Speaking at the Australia-New Zealand Climate Change and Business Conference yesterday, Dr Clive Hamilton dubbed the group – including Prime Minister John Howard, businessman Hugh Morgan and The Australian’s editor-in-chief, Chris Mitchell – “the dirty dozen”.
Dr Hamilton is the executive director of the Australia Institute and was invited to the conference in Adelaide to deliver a speech titled “The state of the debate over climate change in Australia”.
Nominating 11 men and one woman, Dr Hamilton accused the group of doing “more than all others over the past decade to prevent any effective action to reduce Australia’s burgeoning greenhouse gas emissions”.
“I hope that in 50 years’ time as Australians swelter in debilitating heatwaves, battle fierce bushfires, fight over dwindling water resources, lament the loss of unique species and tell stories recalling the wonders of the Great Barrier Reef, they will be reminded of the names of those who refused to act in the face of overwhelming evidence of what lay ahead.”
The full speech goes into details of the activities of the dirty dozen. For example:
Chris Mitchell. As editor-in-chief at The Australian, and before that at the Courier Mail, Mitchell has adopted an aggressive stance against anyone arguing that climate change is a problem. Not only have the opinion pages of The Australian provided unlimited space for all of the anti-greenhouse crazies but the news pages have regularly been turned over to anti-greenhouse propaganda. As an illustration of how news values now take second place to ideology, The Australian in January ran an anonymous anti-greenhouse news story – note, not an opinion piece – by someone identified as a ‘special correspondent’ employed by the fossil fuel lobby.

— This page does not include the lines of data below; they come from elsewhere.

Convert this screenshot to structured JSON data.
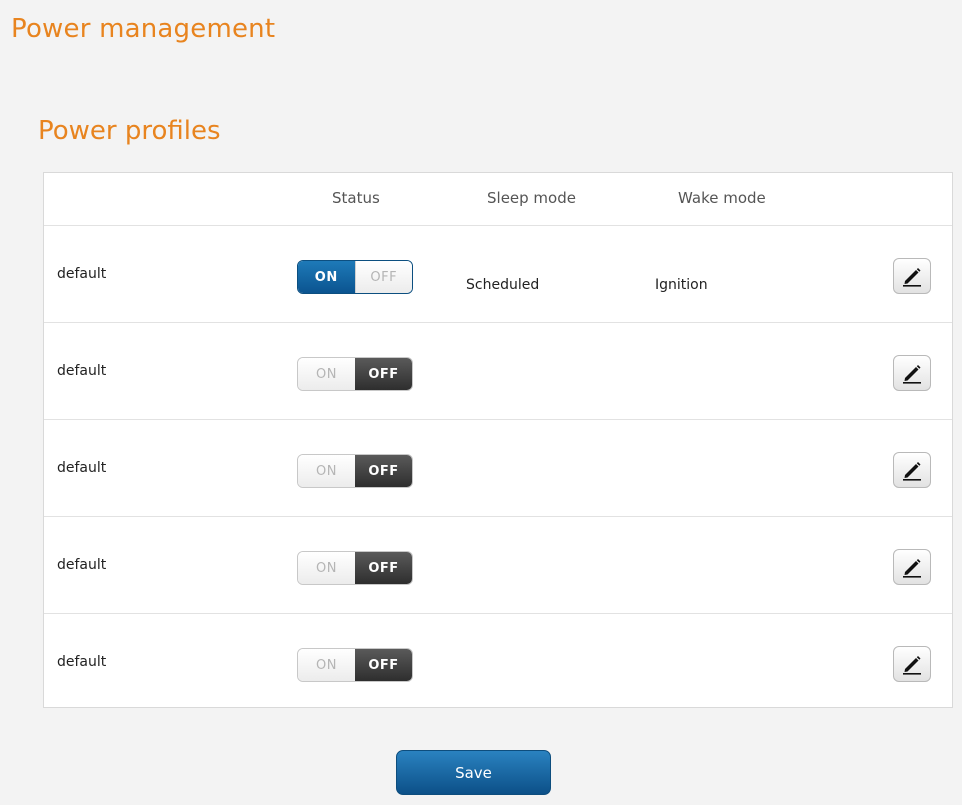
{
  "page": {
    "title": "Power management"
  },
  "section": {
    "title": "Power profiles"
  },
  "table": {
    "columns": {
      "status": "Status",
      "sleep_mode": "Sleep mode",
      "wake_mode": "Wake mode"
    },
    "rows": [
      {
        "name": "default",
        "status": "on",
        "sleep_mode": "Scheduled",
        "wake_mode": "Ignition"
      },
      {
        "name": "default",
        "status": "off",
        "sleep_mode": "",
        "wake_mode": ""
      },
      {
        "name": "default",
        "status": "off",
        "sleep_mode": "",
        "wake_mode": ""
      },
      {
        "name": "default",
        "status": "off",
        "sleep_mode": "",
        "wake_mode": ""
      },
      {
        "name": "default",
        "status": "off",
        "sleep_mode": "",
        "wake_mode": ""
      }
    ]
  },
  "toggle": {
    "on_label": "ON",
    "off_label": "OFF"
  },
  "edit_icon": "pencil-icon",
  "actions": {
    "save_label": "Save"
  },
  "colors": {
    "accent": "#e8841f",
    "toggle_on": "#0b5490",
    "toggle_off": "#2e2e2e",
    "button": "#1a6aa8"
  }
}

The “story” is the usual collection of misleading and outright false claims. For example,
Most of the accepted warming from greenhouse gases in our atmosphere comes from water vapour, not carbon dioxide, and even then only a very small proportion of CO2 in the atmosphere comes from human activity.
Water vapour is the biggest contributor to the natural greenhouse effect, but the natural greenhouse gives us 33°C of warming, so even a relatively small increase makes a big difference to climate. And human activities have increased atmospheric CO2 from from 280 ppm to 380 ppm, which is not a small proportion.
The special correspondent also poses these questions:
first, is there conclusive evidence of anthropogenic climate change; second, if there is what is causing it;
What could cause anthropogenic climate change? Tough question. Maybe Mr Dictionary could help.
Wayne Sanderson comments:
Clive Hamilton is entirely right about the editor-in-chief of The Australian Chris Mitchell – he is biased on the issue of climate change, and has run a campaign of denial against it. (Mitchell is a right-wing social engineer on other issues, but that is another story for another day.) Hamilton has named Mitchell as being one of a “dirty dozen” who have misled the public on climate change (link below). I worked for Chris Mitchell when he edited The Courier-Mail, and apart from what I personally observed, was told by two roundsmen at the paper that Mitchell had told them not to bother submitting stories about climate change – they wouldn’t get a run. …
Along with their pro-war stance on Iraq, climate change has been the other great intellectual failure by conservative columnists and commentators – will they finally show some intellectual courage and acknowledge their failures? Will they resign for getting two such major issues so comprehensively wrong? Why do opinion page editors continue to publish twaddle from people whose credibility has been so shot to pieces? Both of these issues have been disastrous failures for Australian journalism. The real tragedy for the “profession” is that it is unlikely to do anything about it – a measure of the extent to which it has lost its way – and that these towering failures will continue to be given space to peddle their nonsense.